Blots in PVDF membranes were incubated overnight with primary antibody at 4°C. AKT (1:1000), p-AKT (1:1000), ERK1/2 (1:1000), p-ERK 1/2 (1:1000), SAPK/JNK(1:1000), p-SAPK/JNK(1:1000), p-P38MAPK(1:1000) (Signalway Antibody LLC, Maryland, USA), CXCR3 (1:600, ABGENT Company, San Diego, USA), CXCR3-A and CXCR3-B (1:500, BOSTER Company, Wuhan, China), followed by anti-rabbit IgG (1:3,000; Sigma, CA) for 1 h at room temperature, and the signals were detected with an ECL assay kit (Amersham, Buckinghamshire, UK).
Tissue sample slides were deparaffinized with dimethylbenzene, followed by gradient alcohol dehydration, and incubation with 3% hydrogen peroxide. Primary anti-CXCR3 antibody (1:400, R&D, Minneapolis, USA) was incubated with the slides overnight at 4°C, then the secondary antibody was added for 30 minutes at room temperature, then the slides were visualized with peroxidase-labeled streptavidin-complexes/DAB, and counterstained with hematoxylin, mounted and visualized under an inverted microscope. Immunofluorescence staining was performed as previously described .
Wound-healing was performed as described previously . Matrigel-coated invasion inserts (BD Biosciences, NJ, US) with 8 μm-pored membranes were used for invasion assays. The upper chamber was seeded 3 × 104 cells in 100 μl DMEM medium without serum. The lower chamber was added to the 600 μl DMEM medium containing different concentrations of chemokine CXCL9. For this assay, cells on the upper chamber were removed with a cotton swab, and cells on the lower chamber were fixed and stained. Three random fields were chosen to take pictures and count.
All experimental procedures involving animals were performed in accordance with the Guide for the Care and Use of Laboratory Animals (National Institutes of Health publication nos. 80-23, revised 1996). 1×106 cells were injected into the tail vein. Mice in tail vein injection groups were sacrificed on day 60 and their livers were dissected, fixed in 10% buffered formalin, and prepared for histological analysis.

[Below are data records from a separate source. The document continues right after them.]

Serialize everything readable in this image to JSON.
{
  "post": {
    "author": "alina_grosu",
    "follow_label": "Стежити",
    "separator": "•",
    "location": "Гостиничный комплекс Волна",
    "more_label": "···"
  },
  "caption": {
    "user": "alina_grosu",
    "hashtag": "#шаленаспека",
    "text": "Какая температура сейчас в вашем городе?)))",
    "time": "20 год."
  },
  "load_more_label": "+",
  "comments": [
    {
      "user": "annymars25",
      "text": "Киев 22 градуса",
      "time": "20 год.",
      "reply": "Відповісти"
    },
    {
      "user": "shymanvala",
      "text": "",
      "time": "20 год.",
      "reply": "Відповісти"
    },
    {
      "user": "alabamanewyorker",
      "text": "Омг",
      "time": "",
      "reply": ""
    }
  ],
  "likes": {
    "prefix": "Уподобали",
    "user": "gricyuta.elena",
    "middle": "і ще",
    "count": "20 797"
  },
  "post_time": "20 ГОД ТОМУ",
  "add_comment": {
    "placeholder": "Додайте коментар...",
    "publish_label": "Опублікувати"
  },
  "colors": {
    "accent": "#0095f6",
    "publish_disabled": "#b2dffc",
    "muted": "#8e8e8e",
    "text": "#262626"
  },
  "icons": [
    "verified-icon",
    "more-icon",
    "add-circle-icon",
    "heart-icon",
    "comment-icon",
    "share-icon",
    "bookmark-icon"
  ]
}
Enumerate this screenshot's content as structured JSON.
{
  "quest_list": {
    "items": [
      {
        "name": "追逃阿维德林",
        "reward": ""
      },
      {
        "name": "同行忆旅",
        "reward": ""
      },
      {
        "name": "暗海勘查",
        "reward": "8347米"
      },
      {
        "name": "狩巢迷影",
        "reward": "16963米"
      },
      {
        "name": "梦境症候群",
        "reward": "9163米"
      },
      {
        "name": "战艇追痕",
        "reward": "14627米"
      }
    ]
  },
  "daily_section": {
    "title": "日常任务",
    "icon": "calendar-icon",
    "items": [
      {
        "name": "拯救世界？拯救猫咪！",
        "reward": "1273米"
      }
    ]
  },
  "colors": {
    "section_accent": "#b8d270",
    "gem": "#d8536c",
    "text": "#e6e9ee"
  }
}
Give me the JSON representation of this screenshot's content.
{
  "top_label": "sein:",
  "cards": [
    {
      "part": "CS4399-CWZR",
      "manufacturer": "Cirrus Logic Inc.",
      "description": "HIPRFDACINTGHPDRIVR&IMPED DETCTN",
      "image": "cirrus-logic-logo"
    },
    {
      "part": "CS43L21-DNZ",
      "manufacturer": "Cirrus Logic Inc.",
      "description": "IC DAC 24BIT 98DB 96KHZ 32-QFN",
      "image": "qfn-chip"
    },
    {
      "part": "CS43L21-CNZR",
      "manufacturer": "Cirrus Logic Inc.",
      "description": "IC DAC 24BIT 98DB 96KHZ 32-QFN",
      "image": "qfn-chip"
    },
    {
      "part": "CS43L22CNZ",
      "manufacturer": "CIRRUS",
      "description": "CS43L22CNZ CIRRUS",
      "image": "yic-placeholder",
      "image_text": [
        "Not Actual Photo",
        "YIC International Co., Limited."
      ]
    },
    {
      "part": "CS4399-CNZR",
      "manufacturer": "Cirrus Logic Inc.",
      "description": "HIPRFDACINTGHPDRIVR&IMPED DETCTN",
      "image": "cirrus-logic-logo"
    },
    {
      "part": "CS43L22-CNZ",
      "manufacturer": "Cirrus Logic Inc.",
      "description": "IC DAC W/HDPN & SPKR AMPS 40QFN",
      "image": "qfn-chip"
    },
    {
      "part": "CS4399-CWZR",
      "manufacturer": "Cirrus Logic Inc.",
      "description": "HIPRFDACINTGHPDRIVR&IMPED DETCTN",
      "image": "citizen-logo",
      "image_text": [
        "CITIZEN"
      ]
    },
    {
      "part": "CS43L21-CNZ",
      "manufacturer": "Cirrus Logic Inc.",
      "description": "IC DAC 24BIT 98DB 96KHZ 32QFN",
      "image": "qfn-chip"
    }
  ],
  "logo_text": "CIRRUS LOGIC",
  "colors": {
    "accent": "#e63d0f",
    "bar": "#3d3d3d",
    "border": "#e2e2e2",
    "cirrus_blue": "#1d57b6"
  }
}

96-well plates were coated with 10 μg/mL fibronectin in PBS at 4°C overnight, and then each well was incubated with 200 μl of heat-denatured 10 mg/mL BSA in PBS at 37°C for at least 1 h. After washing the wells twice, each well was seeded 3 × 104 cells in 100μl PBS, and then incubated for 60 min in a 5% CO2 incubator at 37°C. Wash the wells three times with PBS, then incubated with Cell Counting Kit-8 (CCK8) reagent for one hour; finally, the OD value was visualized on multimode reader.
The data are presented as mean ± SEM and all experiments were performed in triplicate if not specified. CXCR3 expression was compared with demographic and biological parameters by cross-table analysis performed using a Fisher exact Chi square test. Statistical comparisons between groups were made by the student's t test. Trials which p values are less than 0.05 are considered significant.
This work is supported by the National Natural Science Foundation of China (No. 81272657, 81270507).
CONFLICTS OF INTEREST
Authors make a joint declaration that they have no conflicts of interests in respect of this work and its publication.